It won't be long before the space folks will feel almost as naked without their special suits, as we feel without our mobile phones today. Except in space it is positive thing, without the mobile phone dependency stigma of today. If you aren't wearing your suit, you are all kinds of rude, almost to the point of being hostile, to everybody around you. It's like walking in someones home with dirty work boots, leaving marks and dirt everywhere. On earth that just makes a mess and scratches the floor, in space it can kill you.
Others have mentioned the issues with the human body leaving dead skin, hair, sweat and the like everywhere, but there is actually a great example of this problem on earth: Nudists.
Nudists are generally expected to carry a small towel or similar to sit on, because a lack of underwear creates hygiene issues. Also as people get older they tend to leak more.
It's somewhat manageable on earth where there are a limited number of places people are likely to sit and they can be cleaned, but even so towels are often mandatory. In space, with low/zero gravity, cramped quarters...

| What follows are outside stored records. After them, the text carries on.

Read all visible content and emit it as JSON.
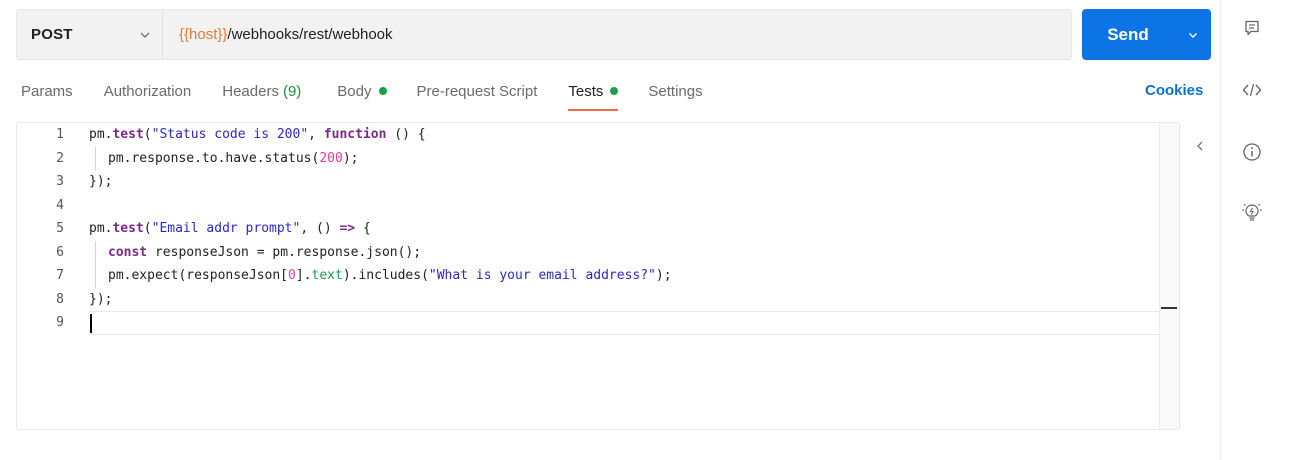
{
  "request": {
    "method": "POST",
    "url_variable": "{{host}}",
    "url_path": "/webhooks/rest/webhook",
    "send_label": "Send"
  },
  "tabs": [
    {
      "label": "Params"
    },
    {
      "label": "Authorization"
    },
    {
      "label": "Headers",
      "count": "(9)"
    },
    {
      "label": "Body",
      "has_dot": true
    },
    {
      "label": "Pre-request Script"
    },
    {
      "label": "Tests",
      "has_dot": true,
      "active": true
    },
    {
      "label": "Settings"
    }
  ],
  "cookies_label": "Cookies",
  "editor": {
    "line_numbers": [
      "1",
      "2",
      "3",
      "4",
      "5",
      "6",
      "7",
      "8",
      "9"
    ],
    "lines": [
      "pm.test(\"Status code is 200\", function () {",
      "pm.response.to.have.status(200);",
      "});",
      "",
      "pm.test(\"Email addr prompt\", () => {",
      "const responseJson = pm.response.json();",
      "pm.expect(responseJson[0].text).includes(\"What is your email address?\");",
      "});",
      ""
    ]
  },
  "icons": {
    "method_dropdown": "chevron-down-icon",
    "send_dropdown": "chevron-down-icon",
    "collapse": "chevron-left-icon",
    "rail": [
      "comment-icon",
      "code-icon",
      "info-icon",
      "lightbulb-icon"
    ]
  },
  "colors": {
    "send_button": "#0d74e6",
    "active_tab_underline": "#f26b3a",
    "url_variable": "#e8773a",
    "status_dot": "#1e9e4a"
  }
}
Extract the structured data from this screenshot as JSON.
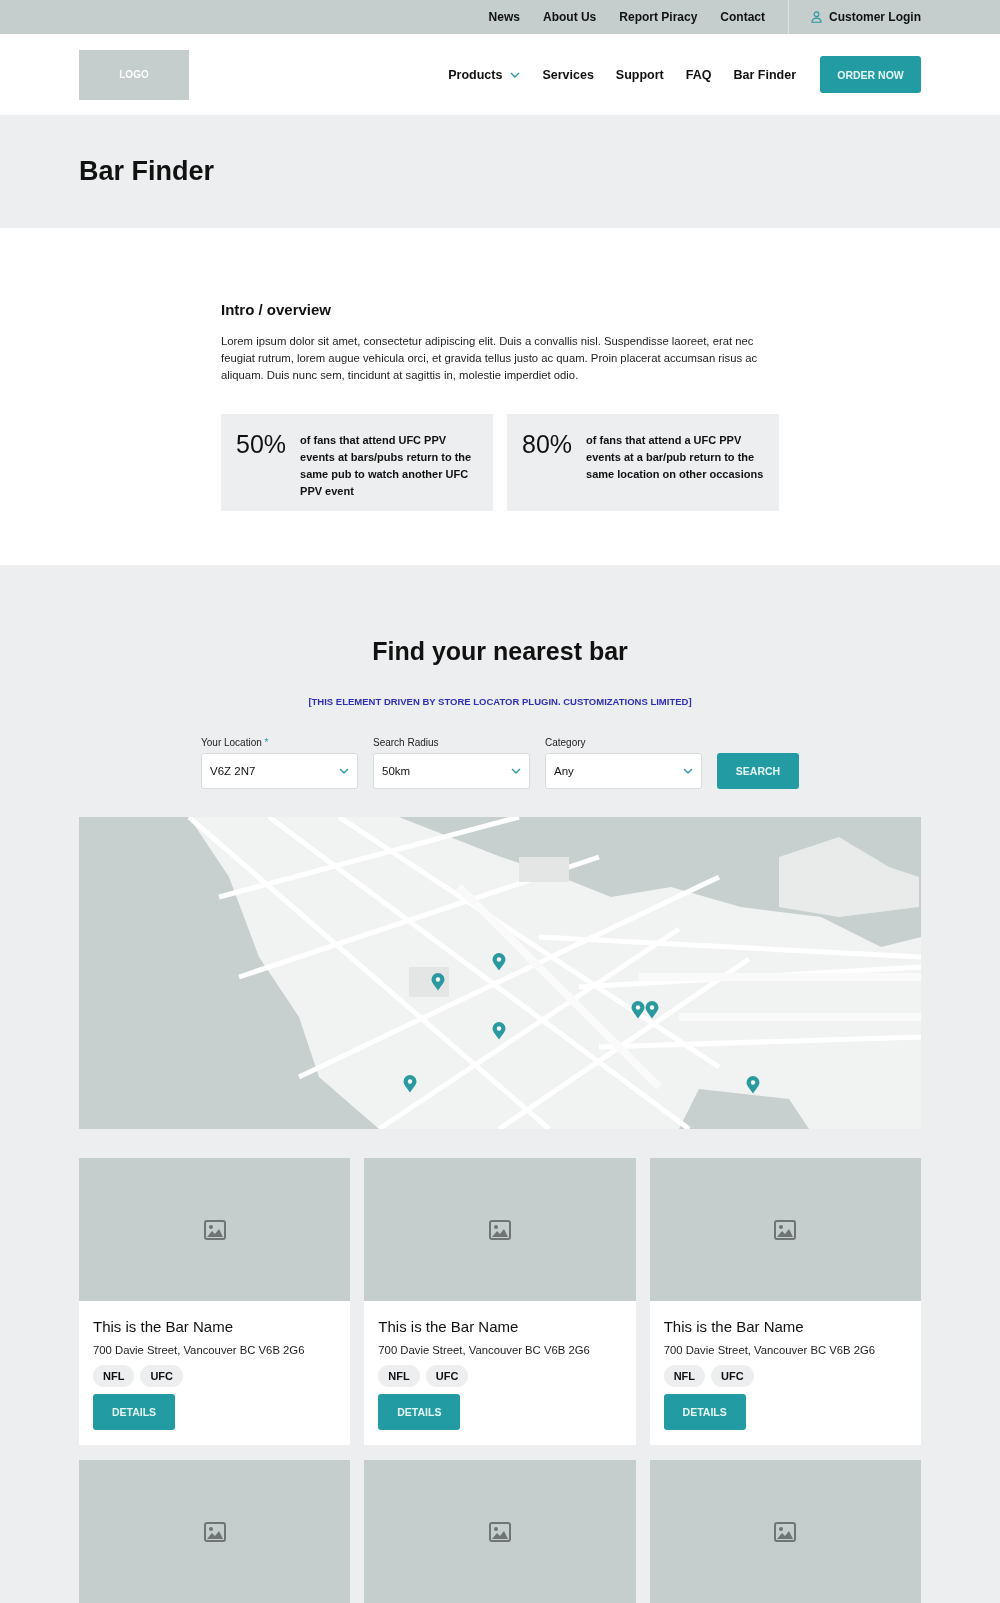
{
  "top_bar": {
    "links": [
      "News",
      "About Us",
      "Report Piracy",
      "Contact"
    ],
    "login": "Customer Login"
  },
  "header": {
    "logo": "LOGO",
    "nav": [
      {
        "label": "Products",
        "dropdown": true
      },
      {
        "label": "Services",
        "dropdown": false
      },
      {
        "label": "Support",
        "dropdown": false
      },
      {
        "label": "FAQ",
        "dropdown": false
      },
      {
        "label": "Bar Finder",
        "dropdown": false
      }
    ],
    "cta": "ORDER NOW"
  },
  "page_title": "Bar Finder",
  "intro": {
    "heading": "Intro / overview",
    "text": "Lorem ipsum dolor sit amet, consectetur adipiscing elit. Duis a  convallis nisl. Suspendisse laoreet, erat nec feugiat rutrum, lorem  augue vehicula orci, et gravida tellus justo ac quam. Proin placerat  accumsan risus ac aliquam. Duis nunc sem, tincidunt at sagittis in,  molestie imperdiet odio.",
    "stats": [
      {
        "value": "50%",
        "text": "of fans that attend UFC PPV events at bars/pubs return to the same pub to watch another UFC PPV event"
      },
      {
        "value": "80%",
        "text": "of fans that attend a UFC PPV events at a bar/pub return to the same location on other occasions"
      }
    ]
  },
  "finder": {
    "heading": "Find your nearest bar",
    "notice": "[THIS ELEMENT DRIVEN BY STORE LOCATOR PLUGIN. CUSTOMIZATIONS LIMITED]",
    "fields": [
      {
        "label": "Your Location",
        "required_mark": "*",
        "value": "V6Z 2N7"
      },
      {
        "label": "Search Radius",
        "value": "50km"
      },
      {
        "label": "Category",
        "value": "Any"
      }
    ],
    "search_button": "SEARCH",
    "cards": [
      {
        "kind": "full",
        "name": "This is the Bar Name",
        "address": "700 Davie Street, Vancouver BC V6B 2G6",
        "tags": [
          "NFL",
          "UFC"
        ],
        "button": "DETAILS"
      },
      {
        "kind": "full",
        "name": "This is the Bar Name",
        "address": "700 Davie Street, Vancouver BC V6B 2G6",
        "tags": [
          "NFL",
          "UFC"
        ],
        "button": "DETAILS"
      },
      {
        "kind": "full",
        "name": "This is the Bar Name",
        "address": "700 Davie Street, Vancouver BC V6B 2G6",
        "tags": [
          "NFL",
          "UFC"
        ],
        "button": "DETAILS"
      },
      {
        "kind": "cut"
      },
      {
        "kind": "cut"
      },
      {
        "kind": "cut"
      }
    ]
  }
}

Spacers are an independent bunch and will happily float around with parts flapping in the breeze.
Earth governments, in an attempt to maintain control over the spacers who are out of their physical control range outlaw any activity that could be part of a budding "spacer culture".

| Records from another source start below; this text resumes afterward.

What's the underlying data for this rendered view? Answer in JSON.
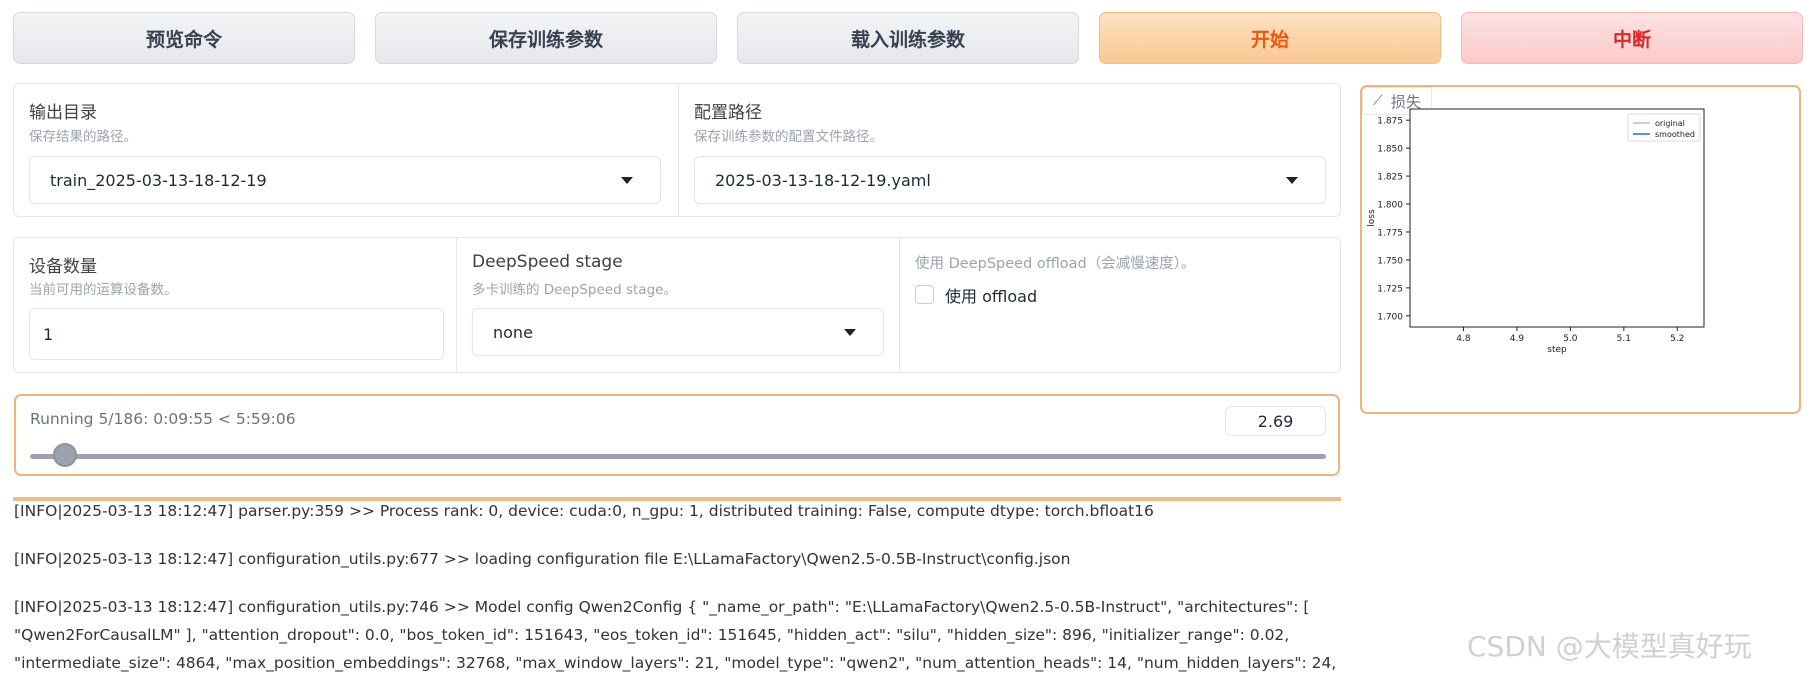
{
  "buttons": {
    "preview": "预览命令",
    "save": "保存训练参数",
    "load": "载入训练参数",
    "start": "开始",
    "stop": "中断"
  },
  "output_dir": {
    "label": "输出目录",
    "hint": "保存结果的路径。",
    "value": "train_2025-03-13-18-12-19"
  },
  "config_path": {
    "label": "配置路径",
    "hint": "保存训练参数的配置文件路径。",
    "value": "2025-03-13-18-12-19.yaml"
  },
  "device_count": {
    "label": "设备数量",
    "hint": "当前可用的运算设备数。",
    "value": "1"
  },
  "ds_stage": {
    "label": "DeepSpeed stage",
    "hint": "多卡训练的 DeepSpeed stage。",
    "value": "none"
  },
  "ds_offload": {
    "hint": "使用 DeepSpeed offload（会减慢速度）。",
    "checkbox_label": "使用 offload",
    "checked": false
  },
  "progress": {
    "text": "Running 5/186: 0:09:55 < 5:59:06",
    "value": "2.69",
    "fraction": 0.027
  },
  "logs": [
    "[INFO|2025-03-13 18:12:47] parser.py:359 >> Process rank: 0, device: cuda:0, n_gpu: 1, distributed training: False, compute dtype: torch.bfloat16",
    "[INFO|2025-03-13 18:12:47] configuration_utils.py:677 >> loading configuration file E:\\LLamaFactory\\Qwen2.5-0.5B-Instruct\\config.json",
    "[INFO|2025-03-13 18:12:47] configuration_utils.py:746 >> Model config Qwen2Config { \"_name_or_path\": \"E:\\LLamaFactory\\Qwen2.5-0.5B-Instruct\", \"architectures\": [",
    "\"Qwen2ForCausalLM\" ], \"attention_dropout\": 0.0, \"bos_token_id\": 151643, \"eos_token_id\": 151645, \"hidden_act\": \"silu\", \"hidden_size\": 896, \"initializer_range\": 0.02,",
    "\"intermediate_size\": 4864, \"max_position_embeddings\": 32768, \"max_window_layers\": 21, \"model_type\": \"qwen2\", \"num_attention_heads\": 14, \"num_hidden_layers\": 24,"
  ],
  "chart_tab": "损失",
  "chart_data": {
    "type": "line",
    "xlabel": "step",
    "ylabel": "loss",
    "xlim": [
      4.7,
      5.25
    ],
    "ylim": [
      1.69,
      1.885
    ],
    "xticks": [
      "4.8",
      "4.9",
      "5.0",
      "5.1",
      "5.2"
    ],
    "yticks": [
      "1.700",
      "1.725",
      "1.750",
      "1.775",
      "1.800",
      "1.825",
      "1.850",
      "1.875"
    ],
    "legend_position": "top-right",
    "series": [
      {
        "name": "original",
        "color": "#a8c4dc",
        "x": [],
        "y": []
      },
      {
        "name": "smoothed",
        "color": "#1f77b4",
        "x": [],
        "y": []
      }
    ]
  },
  "watermark": "CSDN @大模型真好玩"
}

Thus, Earth mandates a number of really inefficient and downright inconvenient methods just to enforce Earth culture on the spacers.
Maybe any entertainment watched must contain ads that are used on Earth. Those ads would have nothing that the spacers could get or even use in space but they are part of the attempted enforced culture.
Also, new words would have to be approved by Earth (i.e. France).
They could have "culture ministers" who travel to make sure that no group behaviors are forming which would lead to independent thoughts.
If you've ever been to space, you'd know that there is no such thing as still air in the kinds of environments humans can function in. Without gravity and weather to ensure the constant mixing of atmospheric gases, pockets of noxious carbon dioxide would quickly envelope the head of anything that breathes. As a result, the environmental systems in micro-gravity habitations need to be constantly forcing air circulation. That ends up with a constant breeze blowing over your skin, which most people find discomforting, and with long-term consequences both to the creature's integument and to the environmental systems that collect off-cast detritus.
It's not hard to see how a constant need to cover up because of chronic environmental and health reasons could morph into a social prohibition on nudity. Of course, there's always that one guy....
Because space stations get a lot of mold (the ISS does – https://space.stackexchange.com/questions/2143/where-should-i-look-in-iss-to-find-mouldy-food), and food is never fresh, and water is recycled. This means sometimes there's nasties in the food or water.
This occasionally means people get diarrhoea.
Ever since the first station-wide outbreak of diarrhoea in zero-g, everyone agreed that keeping your pants on whenever possible was for the best.